A marvellously against-type Judi Dench and Cate Blanchett score a huge hit in Notes on a Scandal
“Lasagne irritates my bowels, I’ll ask for a small portion”
Intelligently adapted from Zoë Heller’s novel by Patrick Marber, you get the feeling that Notes on a Scandal would be good even if anyone was acting in it. But since Richard Eyre’s film boasts Judi Dench and Cate Blanchett as its leads, it is something extraordinary.
Barbara and Sheba both teach at the same Islington secondary school. Barbara a long-serving history teacher, Sheba a brand new recruit to the art department, an unlikely friendship develops between the pair, one which detonates when the latter starts an affair with a pupil.
Barbara is infuriated but mainly because she’s jealous rather than outraged. And Dench is brilliantly cast against type here as the bitterly lonely woman who has made vengeance an artform. Blanchett excels too as the slightly floaty Sheba, rebelling against her family life almost casually.

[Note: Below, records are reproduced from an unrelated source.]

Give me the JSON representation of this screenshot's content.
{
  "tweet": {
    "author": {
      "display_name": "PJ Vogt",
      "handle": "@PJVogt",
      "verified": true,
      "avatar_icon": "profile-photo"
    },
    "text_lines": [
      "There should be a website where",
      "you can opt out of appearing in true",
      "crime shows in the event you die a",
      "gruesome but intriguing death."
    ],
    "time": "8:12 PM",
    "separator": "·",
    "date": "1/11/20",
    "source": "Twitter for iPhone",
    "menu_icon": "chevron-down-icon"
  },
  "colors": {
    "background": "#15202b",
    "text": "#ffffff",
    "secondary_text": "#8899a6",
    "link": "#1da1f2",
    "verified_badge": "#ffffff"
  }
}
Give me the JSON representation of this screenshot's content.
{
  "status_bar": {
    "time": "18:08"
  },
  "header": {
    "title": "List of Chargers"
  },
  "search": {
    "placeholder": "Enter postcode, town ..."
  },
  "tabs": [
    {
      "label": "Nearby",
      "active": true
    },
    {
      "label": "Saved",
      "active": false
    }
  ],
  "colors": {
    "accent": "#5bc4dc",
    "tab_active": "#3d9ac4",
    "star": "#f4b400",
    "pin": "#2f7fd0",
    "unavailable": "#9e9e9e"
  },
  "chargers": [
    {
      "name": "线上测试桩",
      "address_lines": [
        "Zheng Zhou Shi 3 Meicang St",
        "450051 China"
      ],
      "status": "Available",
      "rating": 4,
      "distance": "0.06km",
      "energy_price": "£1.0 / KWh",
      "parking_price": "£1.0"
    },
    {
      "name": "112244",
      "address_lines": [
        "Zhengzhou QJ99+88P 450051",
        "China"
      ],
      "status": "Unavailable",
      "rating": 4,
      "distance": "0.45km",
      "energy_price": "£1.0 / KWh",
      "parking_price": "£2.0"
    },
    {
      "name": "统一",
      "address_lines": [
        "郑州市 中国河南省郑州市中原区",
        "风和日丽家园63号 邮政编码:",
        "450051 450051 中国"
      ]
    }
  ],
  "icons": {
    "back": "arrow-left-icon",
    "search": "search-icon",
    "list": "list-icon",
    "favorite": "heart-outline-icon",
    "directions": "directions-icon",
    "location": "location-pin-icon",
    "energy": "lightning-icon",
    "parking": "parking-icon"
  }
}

Around them is a cracking cast. Billy Nighy as Sheba’s older husband, Joanna Scanlan and Wendy Nottingham as fellow teachers. And Eyre winds tightly the screws of this psychological thriller, which darts in and around the shattering of many a liberal, middle-class cliché.